Credit: Adrian Grycuk via Wikimedia Commons
On March 15, the European Court of Human Rights (ECtHR) issued a landmark decision finding that States are not required to allow victims of torture to sue perpetrators in civil proceedings, in the absence of criminal proceedings, for compensation when the act of torture occurred outside of the territory of the State and the perpetrators are not nationals and are domiciled abroad. See ECtHR, Naït-Liman v. Switzerland [GC], no. 51357/07, ECHR 2018, Judgment of 15 March 2018, paras. 97, 217. Accordingly, the ECtHR Grand Chamber held that States are not obligated under international law to exercise universal civil jurisdiction over acts of torture. See id. at para. 203. Universal civil jurisdiction is the power of a domestic court to resolve claims for monetary compensation without there being any connection between the State where the case is brought and the underlying facts of the case. See id. at para. 177. Although the ECtHR recognized that States were obligated to exercise universal criminal jurisdiction over acts of torture, the ECtHR found that there was no similar obligation for civil claims that are wholly separate from a criminal proceeding. See id. at para. 97. This decision diverges from the position taken by the United Nations Committee against Torture (CAT) and various international human rights organizations, including Amnesty International, the International Commission of Jurists, Redress Trust, and the World Organization Against Torture. See id. at paras. 52-53, 161, 167-68. The CAT maintains that States are obligated to award reparations for acts of torture, even if the torture occurs outside of the territory of the State, and to ensure that civil liability and redress is “available independently of criminal proceedings.” See id. at paras. 52-53, 161, 167-68; CAT, General Comment No. 3 (2012), UN Doc. CAT/C/GC/3, 13 Dec. 2012, paras. 22, 26. Read more
Members of the International Law Commission in 2013
Credit: UN Photo/Anne-Laure Lechat

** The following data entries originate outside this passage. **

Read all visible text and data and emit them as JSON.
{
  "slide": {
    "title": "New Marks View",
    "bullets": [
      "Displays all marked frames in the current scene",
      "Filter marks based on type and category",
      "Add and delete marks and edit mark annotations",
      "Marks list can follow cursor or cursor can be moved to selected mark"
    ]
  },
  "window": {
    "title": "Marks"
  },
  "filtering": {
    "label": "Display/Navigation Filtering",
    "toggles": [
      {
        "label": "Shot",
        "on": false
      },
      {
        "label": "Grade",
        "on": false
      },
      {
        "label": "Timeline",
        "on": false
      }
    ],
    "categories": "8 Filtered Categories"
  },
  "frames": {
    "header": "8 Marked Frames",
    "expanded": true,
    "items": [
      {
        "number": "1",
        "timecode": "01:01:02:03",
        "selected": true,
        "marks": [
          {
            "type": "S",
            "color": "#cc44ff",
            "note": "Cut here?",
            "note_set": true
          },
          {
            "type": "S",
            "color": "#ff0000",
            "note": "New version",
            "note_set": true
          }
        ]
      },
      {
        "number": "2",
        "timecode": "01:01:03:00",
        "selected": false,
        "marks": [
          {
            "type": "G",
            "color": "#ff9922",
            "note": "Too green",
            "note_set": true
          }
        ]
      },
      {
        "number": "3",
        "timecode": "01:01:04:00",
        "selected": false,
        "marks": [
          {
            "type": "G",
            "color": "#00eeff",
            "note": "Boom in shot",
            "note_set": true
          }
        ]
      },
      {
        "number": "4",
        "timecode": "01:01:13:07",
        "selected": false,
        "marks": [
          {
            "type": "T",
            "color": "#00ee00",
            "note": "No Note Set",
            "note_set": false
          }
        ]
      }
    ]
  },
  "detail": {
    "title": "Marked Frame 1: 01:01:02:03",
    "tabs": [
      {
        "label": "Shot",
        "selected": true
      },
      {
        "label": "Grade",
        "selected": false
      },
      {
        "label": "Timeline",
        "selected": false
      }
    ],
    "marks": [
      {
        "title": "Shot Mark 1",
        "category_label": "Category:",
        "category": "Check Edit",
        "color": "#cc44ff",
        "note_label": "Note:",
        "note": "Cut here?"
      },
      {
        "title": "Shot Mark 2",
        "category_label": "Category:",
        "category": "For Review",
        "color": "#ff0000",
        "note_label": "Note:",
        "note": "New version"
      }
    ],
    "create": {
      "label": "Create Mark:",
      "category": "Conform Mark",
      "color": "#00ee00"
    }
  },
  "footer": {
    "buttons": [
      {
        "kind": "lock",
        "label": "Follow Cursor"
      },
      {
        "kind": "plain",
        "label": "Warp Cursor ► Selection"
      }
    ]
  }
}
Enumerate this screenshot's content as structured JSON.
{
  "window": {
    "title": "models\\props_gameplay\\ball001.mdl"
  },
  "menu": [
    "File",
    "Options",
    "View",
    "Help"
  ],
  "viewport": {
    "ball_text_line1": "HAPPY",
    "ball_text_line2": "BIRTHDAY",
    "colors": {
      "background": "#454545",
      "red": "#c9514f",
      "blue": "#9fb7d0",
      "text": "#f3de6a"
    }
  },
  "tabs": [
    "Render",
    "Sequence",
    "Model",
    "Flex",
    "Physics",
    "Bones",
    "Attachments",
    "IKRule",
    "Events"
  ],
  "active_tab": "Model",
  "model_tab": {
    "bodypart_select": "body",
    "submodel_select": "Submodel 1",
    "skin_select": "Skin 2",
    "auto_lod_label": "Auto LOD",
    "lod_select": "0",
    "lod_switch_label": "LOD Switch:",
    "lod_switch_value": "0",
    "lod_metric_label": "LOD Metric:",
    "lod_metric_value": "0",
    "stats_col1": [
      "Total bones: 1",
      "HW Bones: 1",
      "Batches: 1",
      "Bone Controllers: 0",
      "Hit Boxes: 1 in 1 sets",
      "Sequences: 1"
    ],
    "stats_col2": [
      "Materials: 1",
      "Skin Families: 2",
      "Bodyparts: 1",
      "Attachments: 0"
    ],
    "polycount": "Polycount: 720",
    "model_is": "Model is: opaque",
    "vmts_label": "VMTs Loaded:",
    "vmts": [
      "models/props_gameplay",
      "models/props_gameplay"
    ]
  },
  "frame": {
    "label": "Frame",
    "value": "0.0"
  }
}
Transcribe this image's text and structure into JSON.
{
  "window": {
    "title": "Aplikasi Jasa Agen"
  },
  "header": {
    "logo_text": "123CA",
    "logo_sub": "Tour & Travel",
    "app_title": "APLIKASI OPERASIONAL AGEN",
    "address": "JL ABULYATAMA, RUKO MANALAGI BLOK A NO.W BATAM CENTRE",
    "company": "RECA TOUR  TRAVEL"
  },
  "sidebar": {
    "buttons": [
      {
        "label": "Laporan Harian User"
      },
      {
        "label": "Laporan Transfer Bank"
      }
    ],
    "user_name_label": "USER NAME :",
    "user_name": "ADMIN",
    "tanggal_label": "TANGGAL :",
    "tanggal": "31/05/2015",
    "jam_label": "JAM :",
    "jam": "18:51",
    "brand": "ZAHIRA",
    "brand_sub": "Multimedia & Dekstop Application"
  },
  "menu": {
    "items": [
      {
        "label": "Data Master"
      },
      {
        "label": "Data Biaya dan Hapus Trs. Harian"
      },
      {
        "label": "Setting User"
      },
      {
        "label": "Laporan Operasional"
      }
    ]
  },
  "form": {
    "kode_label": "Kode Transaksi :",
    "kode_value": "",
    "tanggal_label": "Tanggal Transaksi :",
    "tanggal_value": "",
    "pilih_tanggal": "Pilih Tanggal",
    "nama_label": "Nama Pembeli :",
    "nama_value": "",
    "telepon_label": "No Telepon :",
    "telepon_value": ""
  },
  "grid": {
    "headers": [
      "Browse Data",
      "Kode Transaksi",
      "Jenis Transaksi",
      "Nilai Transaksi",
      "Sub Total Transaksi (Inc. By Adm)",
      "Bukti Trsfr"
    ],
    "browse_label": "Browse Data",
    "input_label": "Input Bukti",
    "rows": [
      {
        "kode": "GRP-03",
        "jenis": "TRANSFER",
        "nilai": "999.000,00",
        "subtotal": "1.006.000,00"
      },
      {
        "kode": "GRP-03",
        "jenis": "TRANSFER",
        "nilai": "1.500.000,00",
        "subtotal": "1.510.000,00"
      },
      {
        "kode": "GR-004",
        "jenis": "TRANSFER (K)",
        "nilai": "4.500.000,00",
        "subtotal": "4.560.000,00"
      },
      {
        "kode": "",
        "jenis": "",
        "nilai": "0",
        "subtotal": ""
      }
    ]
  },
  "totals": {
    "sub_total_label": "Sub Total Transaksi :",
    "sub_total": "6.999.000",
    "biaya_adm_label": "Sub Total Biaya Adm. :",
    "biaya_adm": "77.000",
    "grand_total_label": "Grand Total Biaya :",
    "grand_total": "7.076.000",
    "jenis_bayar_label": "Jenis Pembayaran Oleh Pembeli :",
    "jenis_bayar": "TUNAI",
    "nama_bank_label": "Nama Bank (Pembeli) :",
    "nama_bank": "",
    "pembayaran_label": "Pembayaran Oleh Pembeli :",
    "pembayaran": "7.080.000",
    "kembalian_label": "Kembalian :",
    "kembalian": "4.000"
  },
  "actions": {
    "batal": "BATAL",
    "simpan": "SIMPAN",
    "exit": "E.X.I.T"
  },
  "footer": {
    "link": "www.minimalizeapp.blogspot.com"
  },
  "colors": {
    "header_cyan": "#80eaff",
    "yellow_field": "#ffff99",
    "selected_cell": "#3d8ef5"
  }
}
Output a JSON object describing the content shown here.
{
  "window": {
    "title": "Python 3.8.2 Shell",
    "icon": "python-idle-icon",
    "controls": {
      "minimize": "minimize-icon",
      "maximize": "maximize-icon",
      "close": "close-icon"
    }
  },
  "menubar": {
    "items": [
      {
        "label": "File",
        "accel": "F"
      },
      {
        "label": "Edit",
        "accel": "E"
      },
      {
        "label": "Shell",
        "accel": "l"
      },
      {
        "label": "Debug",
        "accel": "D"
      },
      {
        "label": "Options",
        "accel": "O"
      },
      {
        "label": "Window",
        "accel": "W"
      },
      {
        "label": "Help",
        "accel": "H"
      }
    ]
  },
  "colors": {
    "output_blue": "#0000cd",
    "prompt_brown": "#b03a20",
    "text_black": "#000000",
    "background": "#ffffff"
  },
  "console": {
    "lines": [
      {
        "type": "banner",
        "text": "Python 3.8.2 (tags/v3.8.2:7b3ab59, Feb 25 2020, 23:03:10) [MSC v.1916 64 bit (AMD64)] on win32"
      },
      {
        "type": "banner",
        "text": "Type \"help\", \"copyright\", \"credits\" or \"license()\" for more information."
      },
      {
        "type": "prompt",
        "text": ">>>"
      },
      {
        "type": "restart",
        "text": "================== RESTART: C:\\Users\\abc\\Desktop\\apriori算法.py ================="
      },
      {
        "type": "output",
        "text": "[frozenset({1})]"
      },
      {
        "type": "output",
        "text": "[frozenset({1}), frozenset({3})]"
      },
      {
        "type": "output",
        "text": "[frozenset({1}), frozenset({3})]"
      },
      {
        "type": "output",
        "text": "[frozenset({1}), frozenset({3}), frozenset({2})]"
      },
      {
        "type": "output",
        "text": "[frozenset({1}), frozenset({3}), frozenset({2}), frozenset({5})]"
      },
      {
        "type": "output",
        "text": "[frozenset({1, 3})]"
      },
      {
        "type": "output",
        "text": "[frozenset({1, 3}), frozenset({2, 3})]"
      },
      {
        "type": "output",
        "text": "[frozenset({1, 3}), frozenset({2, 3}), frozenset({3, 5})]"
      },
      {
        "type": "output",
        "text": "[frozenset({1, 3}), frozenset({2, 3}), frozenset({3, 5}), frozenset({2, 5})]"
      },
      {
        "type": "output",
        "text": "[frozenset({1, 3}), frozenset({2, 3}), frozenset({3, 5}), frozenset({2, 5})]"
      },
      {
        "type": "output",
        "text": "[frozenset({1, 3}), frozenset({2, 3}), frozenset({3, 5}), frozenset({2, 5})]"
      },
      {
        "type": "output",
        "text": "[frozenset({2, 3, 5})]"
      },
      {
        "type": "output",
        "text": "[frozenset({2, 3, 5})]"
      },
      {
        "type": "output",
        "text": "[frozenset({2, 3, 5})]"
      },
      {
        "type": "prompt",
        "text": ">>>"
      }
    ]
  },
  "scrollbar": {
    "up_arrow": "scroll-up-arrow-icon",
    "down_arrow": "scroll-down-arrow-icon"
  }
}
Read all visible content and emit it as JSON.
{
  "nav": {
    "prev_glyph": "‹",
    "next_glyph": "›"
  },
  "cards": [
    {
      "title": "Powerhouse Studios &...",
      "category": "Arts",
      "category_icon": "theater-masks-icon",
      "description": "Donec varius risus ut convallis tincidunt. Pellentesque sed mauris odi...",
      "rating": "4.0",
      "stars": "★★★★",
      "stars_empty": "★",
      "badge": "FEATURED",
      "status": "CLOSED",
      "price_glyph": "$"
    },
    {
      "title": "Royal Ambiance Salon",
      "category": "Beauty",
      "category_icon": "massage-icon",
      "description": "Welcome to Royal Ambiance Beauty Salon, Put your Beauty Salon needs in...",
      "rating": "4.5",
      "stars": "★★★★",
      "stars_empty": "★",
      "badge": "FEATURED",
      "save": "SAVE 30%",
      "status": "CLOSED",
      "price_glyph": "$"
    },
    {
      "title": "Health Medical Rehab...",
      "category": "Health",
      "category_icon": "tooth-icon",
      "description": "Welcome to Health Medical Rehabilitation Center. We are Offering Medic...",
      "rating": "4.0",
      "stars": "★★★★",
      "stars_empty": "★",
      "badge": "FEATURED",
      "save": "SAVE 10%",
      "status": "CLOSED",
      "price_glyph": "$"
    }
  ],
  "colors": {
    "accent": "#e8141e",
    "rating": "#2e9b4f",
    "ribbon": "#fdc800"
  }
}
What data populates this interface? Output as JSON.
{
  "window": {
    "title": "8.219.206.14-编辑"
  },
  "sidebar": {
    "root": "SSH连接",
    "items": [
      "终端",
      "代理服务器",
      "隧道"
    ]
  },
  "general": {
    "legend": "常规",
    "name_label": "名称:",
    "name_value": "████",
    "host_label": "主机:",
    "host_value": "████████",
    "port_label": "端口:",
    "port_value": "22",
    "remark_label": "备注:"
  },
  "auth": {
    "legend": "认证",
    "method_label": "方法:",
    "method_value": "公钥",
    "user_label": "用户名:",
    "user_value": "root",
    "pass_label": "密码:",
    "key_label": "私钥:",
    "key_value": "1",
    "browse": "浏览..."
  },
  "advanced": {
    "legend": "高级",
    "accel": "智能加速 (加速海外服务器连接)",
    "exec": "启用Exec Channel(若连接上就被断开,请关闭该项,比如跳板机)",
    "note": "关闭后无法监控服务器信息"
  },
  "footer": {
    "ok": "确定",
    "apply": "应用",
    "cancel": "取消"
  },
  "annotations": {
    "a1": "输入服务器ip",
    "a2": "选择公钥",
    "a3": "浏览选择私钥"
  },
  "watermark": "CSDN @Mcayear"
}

During its 68th session, the International Law Commission (ILC) adopted an additional five draft articles for a possible international convention on crimes against humanity. The new draft articles address criminalization under national law, establishment of national jurisdiction, investigations and inter-State cooperation, preliminary detention, the obligation to extradite or prosecute, and treatment of alleged offenders. See International Law Commission, Sixty-eighth Session (2016). The ILC Special Rapporteur on Crimes against Humanity, Sean D. Murphy, submitted his second report to the ILC, in which he provides background on these topics and proposes the text of articles 5 through 10. See ILC, Second report on crimes against humanity by Sean D. Murphy, Special Rapporteur, UN Doc. A/CN.4/690, 21 Jan. 2016. The ILC provisionally adopted draft articles 1 through 4 at its 67th session. Since he began spearheading the ILC’s work in this area in 2014, Murphy has highlighted the importance of a convention on crimes against humanity to fill a gap in international criminal law by complementing the work of the International Criminal Court (ICC) on a national level. See, e.g., Sean Murphy, Toward a Convention on Crimes against Humanity?, La Revue des droits de l’homme, 7 (2015). Read more